Take, for example, one
“There were no big ‘ah ha’ moments where we went ‘this is the cause of all of our problems,’” says Rhoda. Instead, it was constant pressure to identify problems and address each as it was discovered, which has made a big difference for the cows.
The loss of early-lactation animals also represents a potential customer-relations problem. Producers strive to be good caregivers of their animals. But to someone outside the industry, having nearly one-forth of all animals that leave the herd do so in early lactation could be considered a sign of poor animal welfare.
“When you are there everyday and things don’t change, that high early-lactation cull rate can be accepted as normal,” says Kirkpatrick. “But when I get to see an operation that is firing on all cylinders — the cows freshen well, look good, eat well, have good udder bloom, a shiny coat and their ears are up — then those other herds don’t look so good in comparison.”
It also shows that the goal of a 6 percent turnover rate in early lactation is achievable. And your cows deserve your best efforts.
Why you need a separate management plan
Traditionally, when cows leave the fresh-cow pen — and the monitoring programs in place — they enter the lactating herd and become invisible. You don’t see them again unless they become ill, die, or are culled.
The problem with this management plan is that you miss the opportunity to learn from these cows the real reason why they have struggled, says David Rhoda, veterinarian in
For example, if a cow had a displaced abomasum at 10 days in milk, mastitis at 100 days in milk, and at 250 days in milk is culled because she is open, her record will probably say she was culled for “reproductive failure.” Is that the true reason why she was culled, or is there something in her medical history that would reveal a different cause?

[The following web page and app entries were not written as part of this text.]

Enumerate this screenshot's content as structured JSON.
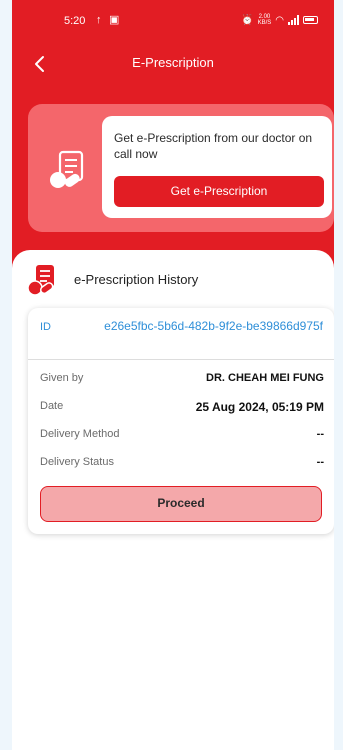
{
  "status_bar": {
    "time": "5:20",
    "network_speed": "2.00\nKB/S"
  },
  "nav": {
    "title": "E-Prescription",
    "back_icon": "chevron-left-icon"
  },
  "promo": {
    "text": "Get e-Prescription from our doctor on call now",
    "button_label": "Get e-Prescription",
    "icon": "prescription-icon"
  },
  "history": {
    "title": "e-Prescription History",
    "icon": "prescription-icon",
    "items": [
      {
        "id_label": "ID",
        "id_value": "e26e5fbc-5b6d-482b-9f2e-be39866d975f",
        "given_by_label": "Given by",
        "given_by_value": "DR. CHEAH MEI FUNG",
        "date_label": "Date",
        "date_value": "25 Aug 2024, 05:19 PM",
        "delivery_method_label": "Delivery Method",
        "delivery_method_value": "--",
        "delivery_status_label": "Delivery Status",
        "delivery_status_value": "--",
        "proceed_label": "Proceed"
      }
    ]
  },
  "colors": {
    "primary": "#e21d24",
    "promo_bg": "#f4666b",
    "link": "#2f8fd8",
    "proceed_bg": "#f4a8aa",
    "page_bg": "#eef6fc"
  }
}
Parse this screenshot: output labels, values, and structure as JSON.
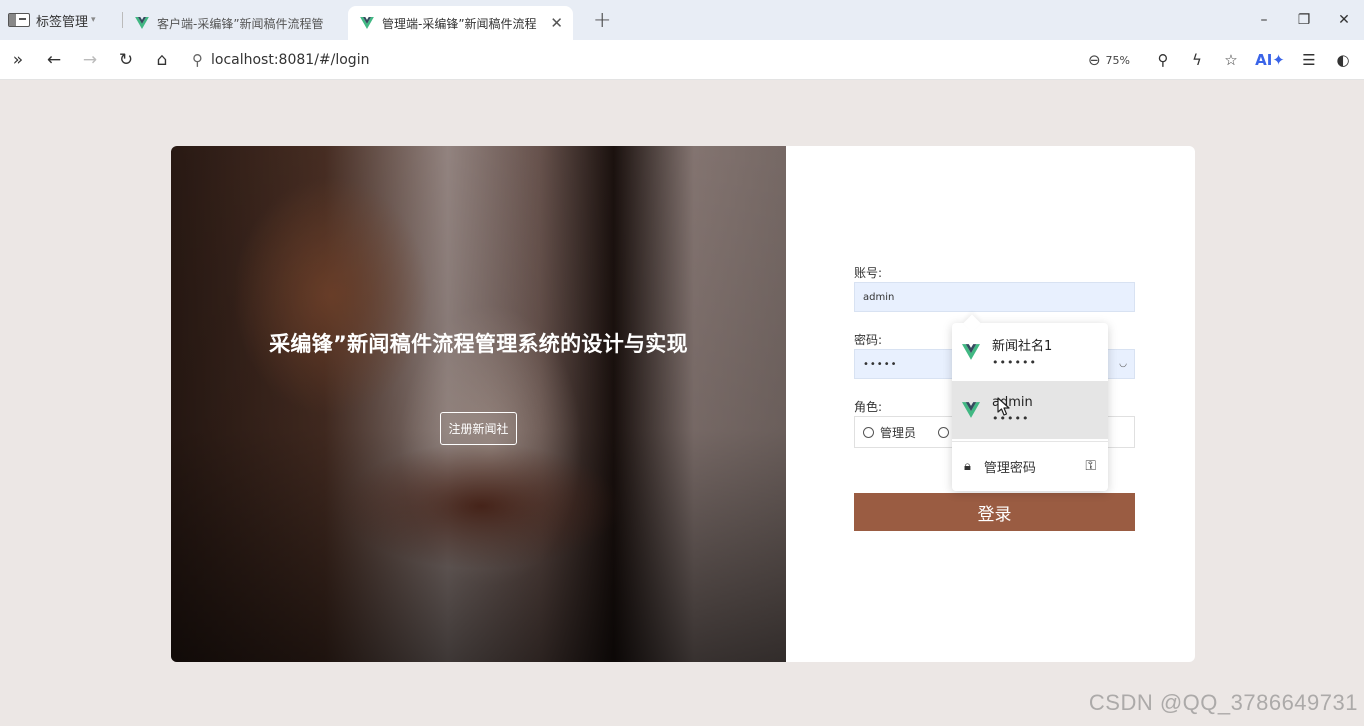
{
  "browser": {
    "tab_manager_label": "标签管理",
    "tabs": [
      {
        "label": "客户端-采编锋”新闻稿件流程管",
        "active": false
      },
      {
        "label": "管理端-采编锋”新闻稿件流程",
        "active": true
      }
    ],
    "new_tab": "+",
    "url": "localhost:8081/#/login",
    "zoom": "75%",
    "ai_label": "AI✦",
    "window_controls": [
      "–",
      "❐",
      "✕"
    ]
  },
  "hero": {
    "title": "采编锋”新闻稿件流程管理系统的设计与实现",
    "register_button": "注册新闻社"
  },
  "form": {
    "account_label": "账号:",
    "account_value": "admin",
    "password_label": "密码:",
    "password_value": "•••••",
    "role_label": "角色:",
    "role_options": [
      "管理员",
      ""
    ],
    "login_button": "登录"
  },
  "autofill": {
    "items": [
      {
        "name": "新闻社名1",
        "masked": "••••••"
      },
      {
        "name": "admin",
        "masked": "•••••"
      }
    ],
    "manage_label": "管理密码"
  },
  "watermark": "CSDN @QQ_3786649731",
  "colors": {
    "login_button": "#9a5c42",
    "input_fill": "#e8f0fe",
    "vue_green": "#41b883",
    "vue_dark": "#35495e"
  }
}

If you want to discover the real reasons why cows leave your herd, and work upstream to fix those problems in order to minimize early-lactation cow departures, you have to adopt a separate management plan for cows who graduate the fresh-cow pen with a “C” or “D” grade.